*What the task requires*:
Every entry must be repeated exactly. Exclude all pictures.
[Data listing]
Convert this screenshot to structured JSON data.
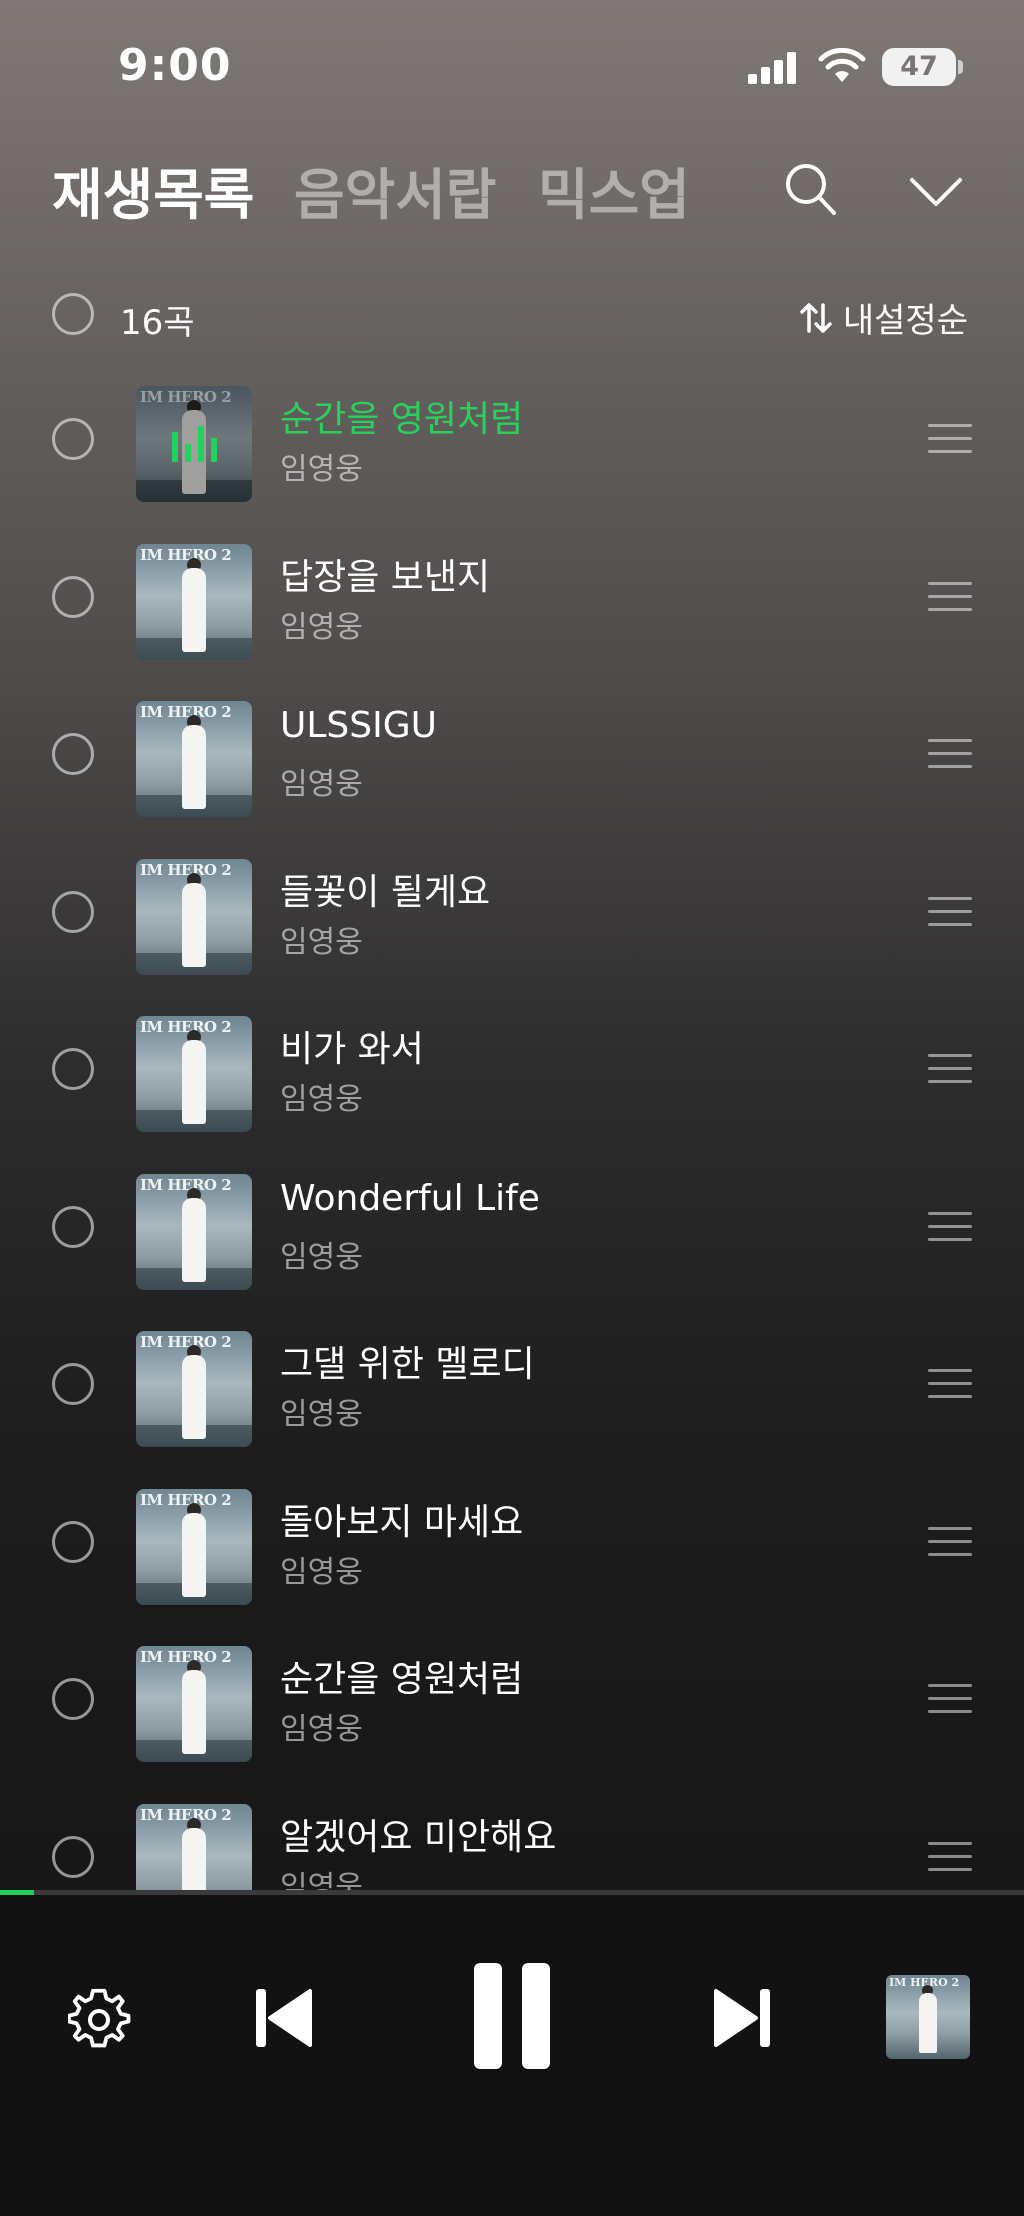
{
  "status_bar": {
    "time": "9:00",
    "battery": "47"
  },
  "header": {
    "tabs": [
      {
        "label": "재생목록",
        "active": true
      },
      {
        "label": "음악서랍",
        "active": false
      },
      {
        "label": "믹스업",
        "active": false
      }
    ],
    "icons": [
      "search-icon",
      "chevron-down-icon"
    ]
  },
  "list_bar": {
    "count": "16곡",
    "sort_label": "내설정순"
  },
  "songs": [
    {
      "title": "순간을 영원처럼",
      "artist": "임영웅",
      "now_playing": true
    },
    {
      "title": "답장을 보낸지",
      "artist": "임영웅"
    },
    {
      "title": "ULSSIGU",
      "artist": "임영웅"
    },
    {
      "title": "들꽃이 될게요",
      "artist": "임영웅"
    },
    {
      "title": "비가 와서",
      "artist": "임영웅"
    },
    {
      "title": "Wonderful Life",
      "artist": "임영웅"
    },
    {
      "title": "그댈 위한 멜로디",
      "artist": "임영웅"
    },
    {
      "title": "돌아보지 마세요",
      "artist": "임영웅"
    },
    {
      "title": "순간을 영원처럼",
      "artist": "임영웅"
    },
    {
      "title": "알겠어요 미안해요",
      "artist": "임영웅"
    }
  ],
  "album_art_text": "IM HERO 2",
  "player": {
    "progress_fraction": 0.033,
    "icons": [
      "settings-icon",
      "previous-icon",
      "pause-icon",
      "next-icon"
    ],
    "accent_color": "#1fd15a"
  }
}
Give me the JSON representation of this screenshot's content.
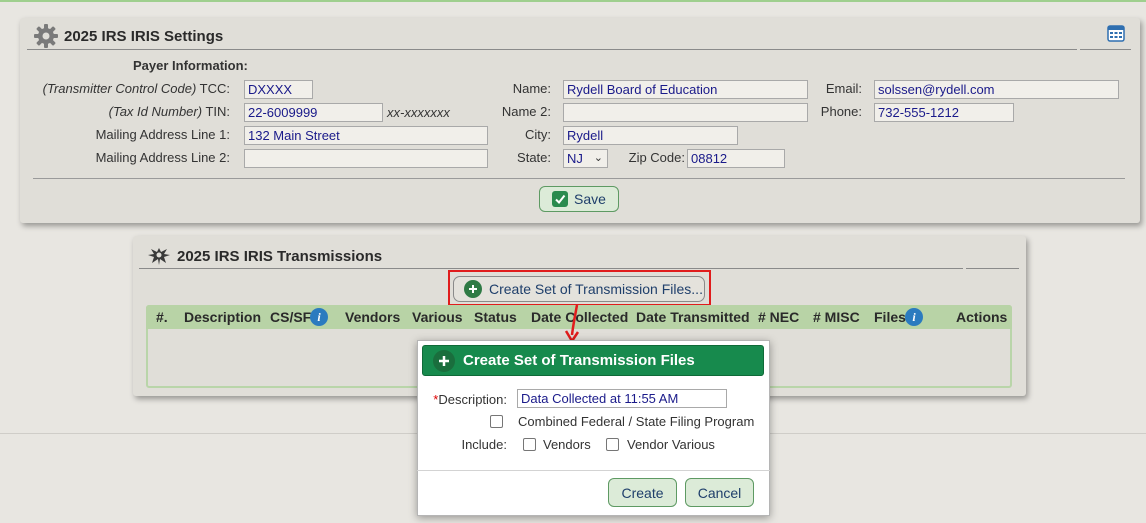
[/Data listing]
*Your solution*:
Convert this screenshot to structured JSON data.
{
  "status_bar": {
    "time": "9:00",
    "battery": "47"
  },
  "header": {
    "tabs": [
      {
        "label": "재생목록",
        "active": true
      },
      {
        "label": "음악서랍",
        "active": false
      },
      {
        "label": "믹스업",
        "active": false
      }
    ],
    "icons": [
      "search-icon",
      "chevron-down-icon"
    ]
  },
  "list_bar": {
    "count": "16곡",
    "sort_label": "내설정순"
  },
  "songs": [
    {
      "title": "순간을 영원처럼",
      "artist": "임영웅",
      "now_playing": true
    },
    {
      "title": "답장을 보낸지",
      "artist": "임영웅"
    },
    {
      "title": "ULSSIGU",
      "artist": "임영웅"
    },
    {
      "title": "들꽃이 될게요",
      "artist": "임영웅"
    },
    {
      "title": "비가 와서",
      "artist": "임영웅"
    },
    {
      "title": "Wonderful Life",
      "artist": "임영웅"
    },
    {
      "title": "그댈 위한 멜로디",
      "artist": "임영웅"
    },
    {
      "title": "돌아보지 마세요",
      "artist": "임영웅"
    },
    {
      "title": "순간을 영원처럼",
      "artist": "임영웅"
    },
    {
      "title": "알겠어요 미안해요",
      "artist": "임영웅"
    }
  ],
  "album_art_text": "IM HERO 2",
  "player": {
    "progress_fraction": 0.033,
    "icons": [
      "settings-icon",
      "previous-icon",
      "pause-icon",
      "next-icon"
    ],
    "accent_color": "#1fd15a"
  }
}
Give me the JSON representation of this screenshot's content.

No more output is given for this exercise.